The second is that the trumpet cannot fine down its tone while accompanying the piano, at least not to the same extent. Since Brahms’s writing is very democratic, examples of this abound, but take the last page of the first movement of no. 2 and you will have a perfect illustration of where these performances work and where they don’t. The high songful writing marked molto dolce sempre yields nothing to the clarinet in beauty, but when the piano takes up the melody, at the tranquillo section, the trumpet’s triplets are too present; the piano line can hardly be heard. Or when, in bars 41-3 of the Andante un poco Adagio of the first sonata, the trumpet takes up the piano’s rocking motif, the effect is that of a distant fanfare, it stands out from the piano texture too much. Similarly in the Allegretto grazioso of this same sonata, all is well when the trumpet has the tune, but when the piano has it, it is obscured by the trumpet’s quavers. The recording appears to be naturally balanced, so this may be one of the hazards of the operation. However, I get the impression that Wright is scrupulously observing Brahms’s dynamics, as if he were accompanying a clarinet. Perhaps he should have marked them up a bit. Or, failing that, the engineers might have helped out.
The third drawback may just be my own personal problem. Even in its most singing register, even with John Wallace to play it, the trumpet just does not seem to bring a lump to my throat as the best clarinettists can – and here I would like to repeat my praise for the classic Harold Wright/Peter Serkin recording (BR1005CD), which also has the Schumann Fantasy Pieces.
Regarding these, since Schumann writes practically exclusively for the middle-upper register of the instrument and leaves the piano in an accompanying role, the two drawbacks I have discussed above do not apply here. I completely enjoyed these pieces and could happily hear them as an alternative to the clarinet version.
In the last resort this is to be classed as a daring exploit, though a far more successful one than might have been imagined. One final word: if you’re a trumpeter, but not such a good one as John Wallace (and very, very few are), don’t have a go. The ultimate proof that this is really clarinet music is that any clarinettist with a passable technique and a fair dose of musicality can produce performances of these works which can be enjoyed.

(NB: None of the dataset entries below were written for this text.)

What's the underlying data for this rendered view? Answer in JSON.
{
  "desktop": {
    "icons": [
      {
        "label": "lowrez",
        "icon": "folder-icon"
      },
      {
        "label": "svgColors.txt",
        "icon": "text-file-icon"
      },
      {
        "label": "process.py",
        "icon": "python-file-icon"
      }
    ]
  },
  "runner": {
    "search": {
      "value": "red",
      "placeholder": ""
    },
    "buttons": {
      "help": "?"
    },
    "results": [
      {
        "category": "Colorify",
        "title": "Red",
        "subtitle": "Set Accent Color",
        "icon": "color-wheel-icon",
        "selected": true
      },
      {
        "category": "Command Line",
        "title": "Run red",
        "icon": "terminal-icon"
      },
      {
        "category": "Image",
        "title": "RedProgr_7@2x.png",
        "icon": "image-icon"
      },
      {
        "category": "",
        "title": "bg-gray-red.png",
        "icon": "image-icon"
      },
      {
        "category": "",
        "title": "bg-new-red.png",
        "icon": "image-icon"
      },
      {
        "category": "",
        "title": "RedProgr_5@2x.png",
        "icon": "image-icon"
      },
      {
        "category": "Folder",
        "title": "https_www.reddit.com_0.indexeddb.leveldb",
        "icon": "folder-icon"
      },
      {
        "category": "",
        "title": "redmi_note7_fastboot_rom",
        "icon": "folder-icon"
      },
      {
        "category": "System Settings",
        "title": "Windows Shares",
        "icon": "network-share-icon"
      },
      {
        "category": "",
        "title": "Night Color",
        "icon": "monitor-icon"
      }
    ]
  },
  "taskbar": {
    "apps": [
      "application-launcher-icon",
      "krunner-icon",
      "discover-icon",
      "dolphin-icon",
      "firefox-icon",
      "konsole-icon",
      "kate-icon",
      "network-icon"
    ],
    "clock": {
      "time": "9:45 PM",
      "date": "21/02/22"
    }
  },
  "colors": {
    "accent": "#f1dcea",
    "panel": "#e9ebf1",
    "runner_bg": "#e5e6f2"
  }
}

To produce an enjoyable performance of them on the trumpet is possible only for the elect.
You can sample only 30 seconds (or 15% if that is longer) of a given track. Select from the View tracks list. Each sample will normally start from the beginning but you can drag the slider to any position before pressing play. PLEASE NOTE: If you are behind a firewall and the sound is prematurely terminated you may need to register Ludwig as a trusted source with your firewall software.
You will need Quicktime to hear sound samples. Get a free Quicktime download here If you cannot see the "Sample All Tracks" button you need to download Flash from here.
Return to Index
Reviews from previous months
Join the mailing list and receive a hyperlinked weekly update on the discs reviewed. details
We welcome feedback on our reviews. Please use the Bulletin Board
Please paste in the first line of your comments the URL of the review to which you refer.